#### THE RECORDS:
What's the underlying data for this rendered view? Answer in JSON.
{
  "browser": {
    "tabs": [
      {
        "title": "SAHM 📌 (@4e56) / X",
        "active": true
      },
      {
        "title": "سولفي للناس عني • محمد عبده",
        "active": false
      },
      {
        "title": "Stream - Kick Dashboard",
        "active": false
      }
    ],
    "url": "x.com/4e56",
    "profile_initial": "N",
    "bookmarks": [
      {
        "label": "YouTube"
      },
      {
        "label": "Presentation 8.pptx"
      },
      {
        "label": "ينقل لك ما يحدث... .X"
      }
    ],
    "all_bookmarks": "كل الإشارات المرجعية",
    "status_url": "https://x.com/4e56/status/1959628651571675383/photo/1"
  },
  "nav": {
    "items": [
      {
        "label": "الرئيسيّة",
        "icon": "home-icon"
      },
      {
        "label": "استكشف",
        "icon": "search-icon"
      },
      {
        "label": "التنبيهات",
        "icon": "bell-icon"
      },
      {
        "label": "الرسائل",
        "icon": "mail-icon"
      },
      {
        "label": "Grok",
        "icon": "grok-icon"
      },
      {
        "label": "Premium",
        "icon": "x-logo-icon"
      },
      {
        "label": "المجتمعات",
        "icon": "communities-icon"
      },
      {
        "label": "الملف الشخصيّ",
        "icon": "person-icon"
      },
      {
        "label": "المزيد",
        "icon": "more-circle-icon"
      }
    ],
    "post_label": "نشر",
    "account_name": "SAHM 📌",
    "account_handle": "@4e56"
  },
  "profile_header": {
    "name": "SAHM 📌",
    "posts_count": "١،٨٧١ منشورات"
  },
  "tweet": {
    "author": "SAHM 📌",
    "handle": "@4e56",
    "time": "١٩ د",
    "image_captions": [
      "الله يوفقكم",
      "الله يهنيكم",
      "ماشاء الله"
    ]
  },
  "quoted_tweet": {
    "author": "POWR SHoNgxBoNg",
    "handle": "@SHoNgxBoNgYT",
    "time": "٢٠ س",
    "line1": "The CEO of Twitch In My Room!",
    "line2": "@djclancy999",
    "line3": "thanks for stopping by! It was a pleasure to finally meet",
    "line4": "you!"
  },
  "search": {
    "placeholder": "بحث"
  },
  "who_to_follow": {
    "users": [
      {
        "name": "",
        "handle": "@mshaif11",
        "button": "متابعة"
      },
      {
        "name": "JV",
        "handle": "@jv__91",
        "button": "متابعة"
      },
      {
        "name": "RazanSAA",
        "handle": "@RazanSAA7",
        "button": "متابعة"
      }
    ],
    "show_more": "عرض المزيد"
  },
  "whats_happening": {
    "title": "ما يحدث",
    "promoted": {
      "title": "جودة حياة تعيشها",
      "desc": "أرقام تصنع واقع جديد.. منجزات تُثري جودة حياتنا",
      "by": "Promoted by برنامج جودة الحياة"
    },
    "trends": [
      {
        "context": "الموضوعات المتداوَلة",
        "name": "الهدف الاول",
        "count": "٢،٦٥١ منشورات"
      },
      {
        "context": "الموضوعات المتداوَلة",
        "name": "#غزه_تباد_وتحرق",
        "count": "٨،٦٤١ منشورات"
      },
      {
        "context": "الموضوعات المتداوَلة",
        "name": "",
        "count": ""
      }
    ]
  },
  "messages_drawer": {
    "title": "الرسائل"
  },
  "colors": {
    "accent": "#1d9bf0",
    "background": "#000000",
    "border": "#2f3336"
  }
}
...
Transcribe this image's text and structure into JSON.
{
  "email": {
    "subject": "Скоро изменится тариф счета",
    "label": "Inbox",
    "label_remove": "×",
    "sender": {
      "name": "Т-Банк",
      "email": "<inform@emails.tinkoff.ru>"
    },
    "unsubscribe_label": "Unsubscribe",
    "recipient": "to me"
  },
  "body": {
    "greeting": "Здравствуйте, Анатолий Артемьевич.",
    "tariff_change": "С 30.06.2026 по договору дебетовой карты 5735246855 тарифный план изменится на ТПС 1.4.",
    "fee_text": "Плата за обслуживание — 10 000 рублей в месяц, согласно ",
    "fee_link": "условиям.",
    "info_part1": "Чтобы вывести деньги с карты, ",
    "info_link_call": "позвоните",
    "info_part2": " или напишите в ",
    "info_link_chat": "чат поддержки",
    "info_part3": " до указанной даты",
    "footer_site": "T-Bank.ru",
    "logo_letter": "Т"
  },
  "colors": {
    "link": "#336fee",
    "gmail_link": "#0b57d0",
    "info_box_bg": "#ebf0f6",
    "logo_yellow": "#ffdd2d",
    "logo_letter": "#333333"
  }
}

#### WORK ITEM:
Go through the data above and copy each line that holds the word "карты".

#### ANSWER SECTION:
    "tariff_change": "С 30.06.2026 по договору дебетовой карты 5735246855 тарифный план изменится на ТПС 1.4.",
    "info_part1": "Чтобы вывести деньги с карты, ",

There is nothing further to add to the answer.